In the case of our spiritual life, our Teacher already knows where we are; but we do not know ourselves. So the circumstances and trials of our life are permitted, and more than anything else, these difficulties reveal us for who we really are – not to discourage us, but to help us to grow.
Until then, we are very much like the young disciple Simon Peter, who boasted (in a good hearted-way) that even if all the other disciples forsook Jesus, he would never do so. We can smile at the impetuousness of Peter because we know how quickly this affirmation of faith wilted when it was tested. But can we not see something of our own selves in Peter? We are also full of good intentions and well-meaning platitudes, but how quickly we, too, stumble and fall when our faith is tested.
Peter did not know himself. He loved Jesus, and he wanted to obey Him, but he did not recognize or appreciate the weakness of his own flesh. His spirit was truly willing, but his flesh was weak – and he could not even see his own weakness. After the denial, when he wept bitter tears, was it not the most revealing moment of his life? His very failure was the means through which his Self-life was crucified. He learned that he could no longer trust his flesh and his good intentions. And this knowledge humbled him and prepared the way for him to grow beyond his failure and be transformed into a man who would eventually lay down his life for the Master – without fear, without protest. The earlier denials long forgotten, preserved only for our learning and instruction.
All of us go through moments of “denial” like this when we fail to live according to what we believe to be true, when faith is tested, and we cry bitter tears of frustration as we find that (once again) we have fallen short of the mark. Let us view these things for what they really are: opportunities for Self to be decreased, and for Christ to be increase. Our temptations, tests, and trials are doing the work of reducing us to Christ. Each wound we receive strikes a blow to our pride and weakens our independent spirit. The things that we think are there to humiliate, weaken, and destroy us are the very things that God uses to strip, refine, purify, purge, and mold our character into the very image of Christ.
We do not have to seek these decreasing experiences; they come to us automatically by reason of our existence in the world. Jesus said that “in the world you will have tribulation” (Jn. 16:33). And since this is the case, we might as well make the best possible use of every difficulty and circumstance we find ourselves in. These difficulties will either makes us better, or make us bitter. Ultimately, the outcome depends upon how we choose to respond.
The Blessings of Being Reduced
For those who choose the path of getting better, the benefits of being reduced to Christ are many.

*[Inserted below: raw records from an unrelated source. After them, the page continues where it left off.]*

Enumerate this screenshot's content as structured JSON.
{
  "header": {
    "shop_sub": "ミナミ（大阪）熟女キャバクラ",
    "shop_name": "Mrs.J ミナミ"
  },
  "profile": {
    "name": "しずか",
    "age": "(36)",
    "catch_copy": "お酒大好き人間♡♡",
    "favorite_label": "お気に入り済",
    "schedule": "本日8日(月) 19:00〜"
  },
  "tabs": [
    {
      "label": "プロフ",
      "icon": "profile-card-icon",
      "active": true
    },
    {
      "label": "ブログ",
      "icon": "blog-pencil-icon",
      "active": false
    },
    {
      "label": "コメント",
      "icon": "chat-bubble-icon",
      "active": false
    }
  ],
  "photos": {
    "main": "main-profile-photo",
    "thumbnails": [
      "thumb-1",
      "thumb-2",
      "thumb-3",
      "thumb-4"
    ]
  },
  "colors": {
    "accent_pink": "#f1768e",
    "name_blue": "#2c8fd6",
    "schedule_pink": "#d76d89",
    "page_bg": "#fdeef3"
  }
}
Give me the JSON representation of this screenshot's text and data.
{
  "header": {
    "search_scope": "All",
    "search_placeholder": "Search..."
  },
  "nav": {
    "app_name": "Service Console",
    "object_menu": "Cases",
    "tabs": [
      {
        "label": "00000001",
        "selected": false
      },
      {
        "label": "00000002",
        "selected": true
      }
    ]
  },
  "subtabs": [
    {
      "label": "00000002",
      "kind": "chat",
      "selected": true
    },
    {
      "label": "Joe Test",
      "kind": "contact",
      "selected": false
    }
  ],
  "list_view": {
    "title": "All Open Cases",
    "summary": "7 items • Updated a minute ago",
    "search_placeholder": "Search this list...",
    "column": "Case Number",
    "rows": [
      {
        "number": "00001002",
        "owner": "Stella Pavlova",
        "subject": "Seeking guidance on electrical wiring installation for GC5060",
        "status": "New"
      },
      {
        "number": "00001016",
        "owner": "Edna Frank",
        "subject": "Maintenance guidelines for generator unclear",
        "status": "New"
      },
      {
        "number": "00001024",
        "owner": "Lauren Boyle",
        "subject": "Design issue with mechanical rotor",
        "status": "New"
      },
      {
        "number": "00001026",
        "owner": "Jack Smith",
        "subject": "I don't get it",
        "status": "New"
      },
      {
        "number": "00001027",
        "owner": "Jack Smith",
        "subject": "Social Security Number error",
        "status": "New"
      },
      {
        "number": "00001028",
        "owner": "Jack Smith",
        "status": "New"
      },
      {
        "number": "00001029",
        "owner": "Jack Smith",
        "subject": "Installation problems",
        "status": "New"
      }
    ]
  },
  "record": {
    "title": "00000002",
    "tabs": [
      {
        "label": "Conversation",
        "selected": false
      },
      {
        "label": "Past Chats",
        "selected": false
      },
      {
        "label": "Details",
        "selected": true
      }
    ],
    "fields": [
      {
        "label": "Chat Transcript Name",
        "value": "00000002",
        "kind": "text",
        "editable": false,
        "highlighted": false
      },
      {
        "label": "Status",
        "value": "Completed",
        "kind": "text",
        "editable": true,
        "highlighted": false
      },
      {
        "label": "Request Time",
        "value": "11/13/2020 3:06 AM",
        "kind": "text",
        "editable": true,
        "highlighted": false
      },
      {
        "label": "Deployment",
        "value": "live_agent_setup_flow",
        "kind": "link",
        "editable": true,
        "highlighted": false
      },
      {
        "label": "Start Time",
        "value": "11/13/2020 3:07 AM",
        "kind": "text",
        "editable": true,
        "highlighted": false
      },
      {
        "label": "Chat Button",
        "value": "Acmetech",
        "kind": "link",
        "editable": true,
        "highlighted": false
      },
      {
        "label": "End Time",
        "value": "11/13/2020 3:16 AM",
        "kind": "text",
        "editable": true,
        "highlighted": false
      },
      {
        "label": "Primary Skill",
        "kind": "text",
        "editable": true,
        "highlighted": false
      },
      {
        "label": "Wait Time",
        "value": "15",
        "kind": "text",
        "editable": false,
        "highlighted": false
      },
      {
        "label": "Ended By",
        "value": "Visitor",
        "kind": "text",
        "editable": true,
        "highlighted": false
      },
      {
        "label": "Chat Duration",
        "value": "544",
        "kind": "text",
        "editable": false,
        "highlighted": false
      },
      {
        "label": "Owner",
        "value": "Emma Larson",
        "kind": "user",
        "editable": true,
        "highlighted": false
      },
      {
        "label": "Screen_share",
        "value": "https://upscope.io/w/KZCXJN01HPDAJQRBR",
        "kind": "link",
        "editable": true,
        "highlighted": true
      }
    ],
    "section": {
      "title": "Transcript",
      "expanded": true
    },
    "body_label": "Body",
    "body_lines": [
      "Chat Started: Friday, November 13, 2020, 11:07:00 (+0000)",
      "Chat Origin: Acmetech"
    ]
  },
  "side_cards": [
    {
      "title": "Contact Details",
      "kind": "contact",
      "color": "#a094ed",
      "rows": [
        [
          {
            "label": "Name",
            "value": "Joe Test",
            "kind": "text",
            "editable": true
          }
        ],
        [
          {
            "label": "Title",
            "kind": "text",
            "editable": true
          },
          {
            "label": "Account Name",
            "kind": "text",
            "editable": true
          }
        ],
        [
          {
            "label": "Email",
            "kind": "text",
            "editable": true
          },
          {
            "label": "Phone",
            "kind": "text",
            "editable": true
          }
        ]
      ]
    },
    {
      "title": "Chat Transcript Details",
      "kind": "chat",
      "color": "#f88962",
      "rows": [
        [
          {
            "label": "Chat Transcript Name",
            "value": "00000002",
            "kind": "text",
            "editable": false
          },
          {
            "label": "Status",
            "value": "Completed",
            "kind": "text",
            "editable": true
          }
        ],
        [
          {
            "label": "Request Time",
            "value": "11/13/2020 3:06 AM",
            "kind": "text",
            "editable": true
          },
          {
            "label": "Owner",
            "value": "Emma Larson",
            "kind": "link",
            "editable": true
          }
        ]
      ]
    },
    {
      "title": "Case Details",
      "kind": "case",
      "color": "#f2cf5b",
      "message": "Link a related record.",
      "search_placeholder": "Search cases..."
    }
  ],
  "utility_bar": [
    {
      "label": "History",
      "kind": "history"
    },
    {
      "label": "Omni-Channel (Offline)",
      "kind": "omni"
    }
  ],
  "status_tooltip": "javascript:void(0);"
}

First, a person who is so reduced finds their spiritual life to be very simple. There is an elegant simplicity to a Christian who really wants nothing more than to love and please God. With this simplicity comes great peace, because having all their needs met in Christ, there is no worry or fear or sense of lack that often comes to haunt those who are always busy with much seeking. And with this great peace comes great joy, for when a person is reduced to Christ and seeks nothing else, there is a sense of completion and fulfillment, the kind one experiences when they are satisfied and content. And with this joy of satisfaction and contentment in Christ alone, there is rest – wonderful rest, because there is no further expenditure of time and energy pursuing anything else.
We have too many things that get in the way of Him. Let us hand all these competing interests over to the Lord. Let us seek the increase of Christ and allow our circumstances to decrease us as the Lord deems necessary, remembering that everything God has done, and will do, is leading towards a single, inevitable outcome: more Him, and less of me.